More hospitality entrepreneurs chasing EXIM loans
More entrepreneurs operating businesses within the tourism sector are taking up loans on offer from the National Export-Import Bank of Jamaica, new data from the state-run financial institution has revealed. The EXIM Bank markets five loan products...
More entrepreneurs operating businesses within the tourism sector are taking up loans on offer from the National Export-Import Bank of Jamaica, new data from the state-run financial institution has revealed.
The EXIM Bank markets five loan products: a pre-shipment financing facility, a short-term revolving loan, a medium-term revolving loan, the foreign currency financing line, and the SMTE, or small and medium tourism enterprises revolving loan.
But the SMTE was the sole product to see a rise in demand last fiscal year ending March 2023, after slipping 25 per cent a year earlier. The bank disbursed a total of $304.14 million in revolving SMTE loans, up 36 per cent from $223.31 million in FY2022.
Within the current fiscal period, EXIM said it disbursed $54.79 million for the first quarter, that is, within the period April to June 2023.
“We are projecting $486.36 million to be disbursed under that loan facility for the full year,” said Interim Manager Director of EXIM Bank, Errol Barnaby.
Interest in EXIM’s products, he said, is partly due to the bank’s stance of the price of credit. The bank has kept its lending rates steady, despite the fourteenfold increase in the central bank’s policy rates.
But demand is also driven by recovery within the hospitality market, whose players, Barnaby said, are engaged in fresh capex projects to handle the regrowth of the tourism sector and rebound in tourist visits.
The Ministry of Tourism reported that Jamaica recorded over a million visitor arrivals up to May, putting the destination on par with 2019 records. The ministry is projecting more than 3.8 million visitors in 2023, and for that number to grow to more than five million by 2025.
“The EXIM bank has become more competitive in the rates offered in recent times,” said Barnaby.
“Most of the commercial banks have revised interest rates in line with the policy rate set by the BOJ, and this has led to entrepreneurs paying more on the loans they had with the banks. But once we have issued you a loan, you have locked in that rate, and so there’s no worry about us increasing the rate because of market conditions,” he told the Financial Gleaner.
In operation for over 30 years, EXIM Bank Jamaica is an agency of the Ministry of Industry, Investment & Commerce that offers credit to enterprises within the micro, small and medium groupings.
The bank lends directly to the SME sector, but facilitates lending to micro entities through the JN Bank.
Its loans are priced within a range of seven per cent to 13 per cent on Jamaican currency facilities, and six per cent to nine per cent on foreign currency lending.

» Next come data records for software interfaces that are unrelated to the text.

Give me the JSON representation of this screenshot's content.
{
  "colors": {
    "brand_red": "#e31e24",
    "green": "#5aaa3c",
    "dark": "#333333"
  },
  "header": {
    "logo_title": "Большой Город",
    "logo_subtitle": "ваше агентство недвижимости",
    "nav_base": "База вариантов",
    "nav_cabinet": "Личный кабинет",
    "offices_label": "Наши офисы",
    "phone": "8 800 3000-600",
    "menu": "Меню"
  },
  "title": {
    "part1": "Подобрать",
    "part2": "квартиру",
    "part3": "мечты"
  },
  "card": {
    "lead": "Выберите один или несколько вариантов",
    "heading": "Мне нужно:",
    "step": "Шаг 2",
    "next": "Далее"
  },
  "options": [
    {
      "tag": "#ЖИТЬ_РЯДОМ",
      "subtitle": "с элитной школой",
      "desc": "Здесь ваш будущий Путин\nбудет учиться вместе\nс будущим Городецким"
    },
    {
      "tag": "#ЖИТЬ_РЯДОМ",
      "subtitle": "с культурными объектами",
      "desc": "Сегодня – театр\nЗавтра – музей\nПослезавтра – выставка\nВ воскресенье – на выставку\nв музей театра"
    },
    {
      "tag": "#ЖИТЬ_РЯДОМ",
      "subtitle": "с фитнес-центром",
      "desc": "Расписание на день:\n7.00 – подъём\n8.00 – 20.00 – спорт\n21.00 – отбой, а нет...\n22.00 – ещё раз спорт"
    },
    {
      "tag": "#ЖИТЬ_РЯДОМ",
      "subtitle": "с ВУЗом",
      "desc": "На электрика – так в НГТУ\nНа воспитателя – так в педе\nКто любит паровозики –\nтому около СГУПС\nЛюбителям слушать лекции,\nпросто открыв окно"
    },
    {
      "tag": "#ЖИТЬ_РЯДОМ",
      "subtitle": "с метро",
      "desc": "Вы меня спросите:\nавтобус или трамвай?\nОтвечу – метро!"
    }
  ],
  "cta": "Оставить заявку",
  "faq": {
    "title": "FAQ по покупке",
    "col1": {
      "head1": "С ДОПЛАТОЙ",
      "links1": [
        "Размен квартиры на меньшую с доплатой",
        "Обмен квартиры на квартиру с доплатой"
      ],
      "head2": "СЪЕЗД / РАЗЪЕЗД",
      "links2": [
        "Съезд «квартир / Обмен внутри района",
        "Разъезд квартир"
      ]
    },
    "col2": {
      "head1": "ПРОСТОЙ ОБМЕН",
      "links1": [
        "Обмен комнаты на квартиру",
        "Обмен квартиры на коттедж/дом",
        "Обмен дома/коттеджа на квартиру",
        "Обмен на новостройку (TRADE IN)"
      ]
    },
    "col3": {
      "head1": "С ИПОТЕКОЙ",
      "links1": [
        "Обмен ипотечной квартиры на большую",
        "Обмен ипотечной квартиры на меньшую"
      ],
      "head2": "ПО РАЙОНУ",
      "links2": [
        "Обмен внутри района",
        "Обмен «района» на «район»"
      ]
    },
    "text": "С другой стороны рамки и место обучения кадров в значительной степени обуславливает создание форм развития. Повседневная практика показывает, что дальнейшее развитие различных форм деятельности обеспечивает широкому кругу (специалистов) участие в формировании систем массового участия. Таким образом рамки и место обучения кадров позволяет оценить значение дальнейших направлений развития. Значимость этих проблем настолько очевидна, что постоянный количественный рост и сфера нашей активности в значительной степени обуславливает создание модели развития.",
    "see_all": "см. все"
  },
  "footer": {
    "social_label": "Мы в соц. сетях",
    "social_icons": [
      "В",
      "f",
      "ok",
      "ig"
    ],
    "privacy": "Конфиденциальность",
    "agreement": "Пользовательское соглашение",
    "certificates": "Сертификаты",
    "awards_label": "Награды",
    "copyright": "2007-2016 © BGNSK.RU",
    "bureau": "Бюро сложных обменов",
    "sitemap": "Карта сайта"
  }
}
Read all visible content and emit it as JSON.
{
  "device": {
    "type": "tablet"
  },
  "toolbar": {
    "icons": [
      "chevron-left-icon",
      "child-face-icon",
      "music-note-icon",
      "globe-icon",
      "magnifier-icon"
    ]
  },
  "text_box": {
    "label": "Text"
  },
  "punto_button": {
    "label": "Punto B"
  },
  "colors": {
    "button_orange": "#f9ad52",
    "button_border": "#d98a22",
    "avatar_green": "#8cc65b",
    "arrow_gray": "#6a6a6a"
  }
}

But the SMTE loan, which is a special facility created by the bank in collaboration with the Tourism Enhancement Fund, the source of the seed funding to facilitate the growth of tourism entities, is offered at a concessionary 4.5 per cent interest rate, with a loan tenure of 84 months or seven years.
The loan product is open to businesses operating within the tourism sector, the tourism linkages networks, and to manufacturers and suppliers to hotels. The qualified entities must have 25 per cent of their revenue generated from services to the local tourism sector and must be in operation over two years.
The loans are capped at $25 million.
“Tourism Minister Edmund Bartlett has done well in terms of marketing this loan for us, but whenever the opportunity arises, we attempt what we call ‘upselling’ to existing clients. It simply means that the client is eligible for the maximum amount but has only draw down $12 million,” said Barnaby.
“In those instances, we try to encourage them to take up the remainder,” he said.
As to the performance of the other credit facilities, last year disbursements for the foreign currency line marginally dipped from $697 million to $632.01 million; pre-shipment financing loans fell from $1.09 billion to $700 million; the medium-term disbursements declined from $1.23 billion to $827.96 million; while the starkest fall-off related to the short-term revolving facility, which plummeted from $933.83 million at year ending March 2022 to $266.65 million at March 2023.
“During the financial year, there was more focus on the medium-term loan for which tenure is 84 months,” said Barnaby.
“Coming out of COVID, companies have been more cautious about getting into any short-term borrowing, and before now there was also a low take-up because, as I mentioned before, the EXIM loans were not so competitive in term of rates,” he said.
But: “Since the start of this calendar year, we have seen greater demand for loans overall because of the stance taken by the BOJ,” Barnaby added.